John the Baptist gave some clear guidelines in the gospel lesson from Luke 3:7-18 to help us with that question. After calling the crowds coming to him a "brood of vipers", the people began to get a little nervous, especially when he stated God could take rocks and make them into Abraham's children if he needed to -also adding (ouch!) "every tree that does not bear good fruit is cut down and thrown into the fire."
As a prophet he certainly got their attention, something most prophets were gifted in doing by using some scary ideas- hell fire and judgement. When the people he was challenging asked some viable questions, John responded with the true heart of The Good News.
""What then should we do?"
He said to them. "Whoever has two coats must share with anyone who has none; whoever has food must do likewise.""
Sharing what we have.... so simple, and yet so profoundly and divinely inspired.
Referring back to Zephaniah, God encourages through the prophet "And I will save the lame and gather the outcast, and I will change their shame into praise and renown in all the earth." As prophets, messengers, today, we too can save and gather through God's love.
Anne shared that being a prophet can be as simple as feeling a nudge to call someone, and by doing so responding to God in reaching out to that person. Sharing with someone a smile, a nod of kindness and recognition, could bring light and hope to a person's day. It doesn't have to be extreme or particularly noteworthy, it just needs to come from our heart- God's heart.
Living The Good News also means letting God "baptize you with the Holy Spirit and with fire." The fire part sounds painful but is necessary to burn away our "chaff"(all that stuff inside that keeps us from living up to our full God-given potential), enabling us to become truer to sharing his love.
We touched briefly on the Epistle reading from Philippians 4:4-7. The word rejoice is also in the passage from Zephaniah, but Paul uses it twice in the first sentence, clearly emphasizing his point.
"Rejoice in the Lord always; again I say rejoice."
In theory, rejoicing and not worrying about anything because we choose to trust God sounds plausible, and all of us could point to instances in our lives where we did feel God's peace in the midst of a troubling situation. But we were also honest in admitting that living up to Paul's exhortation, " Do not worry about anything" is hard, seems almost impossible, until he places the key to this attitude into our hands by telling us:
"but in everything by prayer and supplication with thanksgiving let your requests be made known to God, And the peace of God, which surpasses all understanding, will guard your hearts and minds in Christ Jesus."
Let us give everything to God...... both our struggles and our joys, and rejoice! as we continue to await the Lord's coming this advent season.
Here is a thought provoking poem included as part of our study guide:
"Our Daily Bread" by Cesar Vallejo
I wish I could beat on all the doors
and ask for somebody; and then
look at the poor, and, wile they wept softly.
give bits of fresh bread to them.....

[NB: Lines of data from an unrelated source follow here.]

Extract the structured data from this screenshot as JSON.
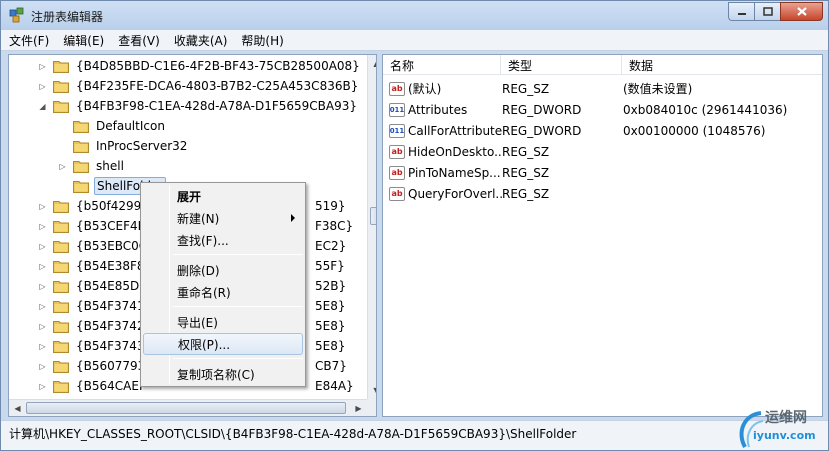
{
  "window": {
    "title": "注册表编辑器"
  },
  "menubar": [
    {
      "label": "文件(F)"
    },
    {
      "label": "编辑(E)"
    },
    {
      "label": "查看(V)"
    },
    {
      "label": "收藏夹(A)"
    },
    {
      "label": "帮助(H)"
    }
  ],
  "tree": [
    {
      "label": "{B4D85BBD-C1E6-4F2B-BF43-75CB28500A08}",
      "indent": 0,
      "expander": "collapsed"
    },
    {
      "label": "{B4F235FE-DCA6-4803-B7B2-C25A453C836B}",
      "indent": 0,
      "expander": "collapsed"
    },
    {
      "label": "{B4FB3F98-C1EA-428d-A78A-D1F5659CBA93}",
      "indent": 0,
      "expander": "expanded"
    },
    {
      "label": "DefaultIcon",
      "indent": 1,
      "expander": "none"
    },
    {
      "label": "InProcServer32",
      "indent": 1,
      "expander": "none"
    },
    {
      "label": "shell",
      "indent": 1,
      "expander": "collapsed"
    },
    {
      "label": "ShellFolder",
      "indent": 1,
      "expander": "none",
      "selected": true
    },
    {
      "label": "{b50f4299-7",
      "suffix": "519}",
      "indent": 0,
      "expander": "collapsed"
    },
    {
      "label": "{B53CEF4B-",
      "suffix": "F38C}",
      "indent": 0,
      "expander": "collapsed"
    },
    {
      "label": "{B53EBC0C-",
      "suffix": "EC2}",
      "indent": 0,
      "expander": "collapsed"
    },
    {
      "label": "{B54E38F8-",
      "suffix": "55F}",
      "indent": 0,
      "expander": "collapsed"
    },
    {
      "label": "{B54E85D9-",
      "suffix": "52B}",
      "indent": 0,
      "expander": "collapsed"
    },
    {
      "label": "{B54F3741-",
      "suffix": "5E8}",
      "indent": 0,
      "expander": "collapsed"
    },
    {
      "label": "{B54F3742-",
      "suffix": "5E8}",
      "indent": 0,
      "expander": "collapsed"
    },
    {
      "label": "{B54F3743-",
      "suffix": "5E8}",
      "indent": 0,
      "expander": "collapsed"
    },
    {
      "label": "{B5607793-",
      "suffix": "CB7}",
      "indent": 0,
      "expander": "collapsed"
    },
    {
      "label": "{B564CAEF-",
      "suffix": "E84A}",
      "indent": 0,
      "expander": "collapsed"
    }
  ],
  "list": {
    "columns": [
      "名称",
      "类型",
      "数据"
    ],
    "rows": [
      {
        "name": "(默认)",
        "type": "REG_SZ",
        "data": "(数值未设置)",
        "icon": "sz"
      },
      {
        "name": "Attributes",
        "type": "REG_DWORD",
        "data": "0xb084010c (2961441036)",
        "icon": "dword"
      },
      {
        "name": "CallForAttributes",
        "type": "REG_DWORD",
        "data": "0x00100000 (1048576)",
        "icon": "dword"
      },
      {
        "name": "HideOnDeskto...",
        "type": "REG_SZ",
        "data": "",
        "icon": "sz"
      },
      {
        "name": "PinToNameSp...",
        "type": "REG_SZ",
        "data": "",
        "icon": "sz"
      },
      {
        "name": "QueryForOverl...",
        "type": "REG_SZ",
        "data": "",
        "icon": "sz"
      }
    ]
  },
  "context_menu": [
    {
      "label": "展开",
      "bold": true
    },
    {
      "label": "新建(N)",
      "submenu": true
    },
    {
      "label": "查找(F)..."
    },
    {
      "separator": true
    },
    {
      "label": "删除(D)"
    },
    {
      "label": "重命名(R)"
    },
    {
      "separator": true
    },
    {
      "label": "导出(E)"
    },
    {
      "label": "权限(P)...",
      "highlighted": true
    },
    {
      "separator": true
    },
    {
      "label": "复制项名称(C)"
    }
  ],
  "statusbar": {
    "path": "计算机\\HKEY_CLASSES_ROOT\\CLSID\\{B4FB3F98-C1EA-428d-A78A-D1F5659CBA93}\\ShellFolder"
  },
  "watermark": {
    "cn": "运维网",
    "url": "iyunv.com"
  },
  "colors": {
    "folder": "#e8c25a",
    "selection": "#dbe9f8",
    "accent": "#84acdd"
  }
}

Every bone in me belongs to others
and maybe I robbed them.
I came to take something for myself that maybe
was meant for some other man;
and I start thinking that, if I had not been born,

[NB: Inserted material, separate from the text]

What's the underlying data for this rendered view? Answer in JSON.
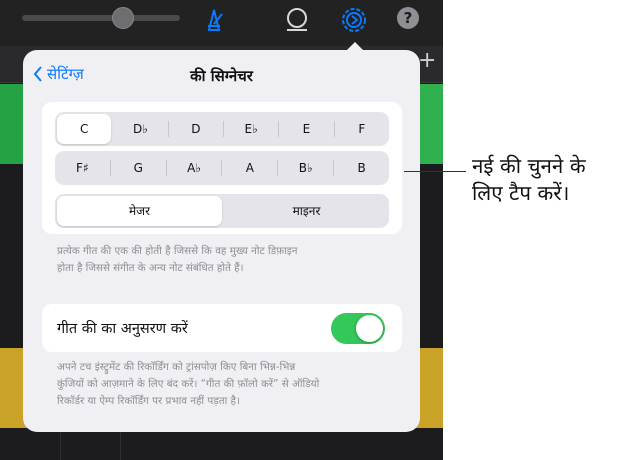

another poor man could have drunk this coffee.....
And in this frigid hour, when the earth
has the odor of human dust and is so sad,
I wish I could beat on all the doors

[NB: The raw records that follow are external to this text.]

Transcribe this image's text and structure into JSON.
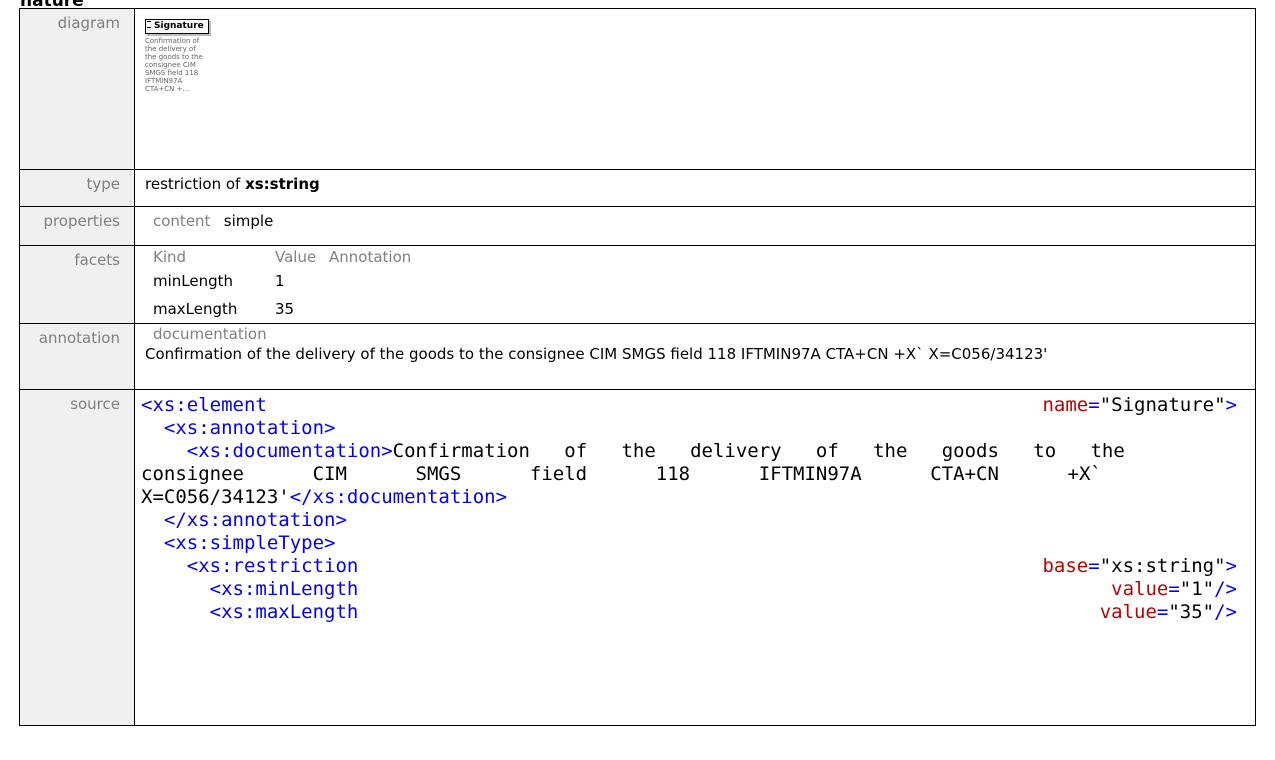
{
  "heading": "nature",
  "rows": {
    "diagram": {
      "label": "diagram",
      "box_title": "Signature",
      "caption": "Confirmation of the delivery of the goods to the consignee CIM SMGS field 118 IFTMIN97A CTA+CN +..."
    },
    "type": {
      "label": "type",
      "prefix": "restriction of ",
      "base": "xs:string"
    },
    "properties": {
      "label": "properties",
      "key": "content",
      "value": "simple"
    },
    "facets": {
      "label": "facets",
      "headers": [
        "Kind",
        "Value",
        "Annotation"
      ],
      "rows": [
        {
          "kind": "minLength",
          "value": "1",
          "annotation": ""
        },
        {
          "kind": "maxLength",
          "value": "35",
          "annotation": ""
        }
      ]
    },
    "annotation": {
      "label": "annotation",
      "sub": "documentation",
      "text": "Confirmation of the delivery of the goods to the consignee CIM SMGS field 118 IFTMIN97A CTA+CN +X` X=C056/34123'"
    },
    "source": {
      "label": "source",
      "el_open": "<xs:element",
      "el_name_attr": "name",
      "el_name_val": "\"Signature\"",
      "ann_open": "<xs:annotation>",
      "doc_open": "<xs:documentation>",
      "doc_text_1": "Confirmation   of   the   delivery   of   the   goods   to   the",
      "doc_text_2": "consignee      CIM      SMGS      field      118      IFTMIN97A      CTA+CN      +X`",
      "doc_text_3": "X=C056/34123'",
      "doc_close": "</xs:documentation>",
      "ann_close": "</xs:annotation>",
      "st_open": "<xs:simpleType>",
      "res_open": "<xs:restriction",
      "res_attr": "base",
      "res_val": "\"xs:string\"",
      "min_open": "<xs:minLength",
      "min_attr": "value",
      "min_val": "\"1\"",
      "max_open": "<xs:maxLength",
      "max_attr": "value",
      "max_val": "\"35\""
    }
  }
}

and beg pardon from someone,
and make bits of fresh bread for him
here, in the oven of my heart....!
A remarkable quote from Mother Teresa of Calcutta:
"In each of our lives Jesus comes as the bread of life----
to be eaten, to be consumed by us.
This is how he loves us.
Then Jesus comes in our human life as the hungry one, the other,
hoping to be fed with the bread of our life.
our hearts loving, and our hands serving."
As we approach the fourth Sunday of Advent, let us meditate on allowing the Lord to use us as prophets of The Good News, freely sharing His bread with those in need.
Our Study for the upcoming 4th Sunday of Advent (December 23, 2012):
Jesus The Teacher
Bible verses: Jeremiah 1:4-10; Psalm 71:1-6; 1Corinthians 13:1-13; Luke 4:21-30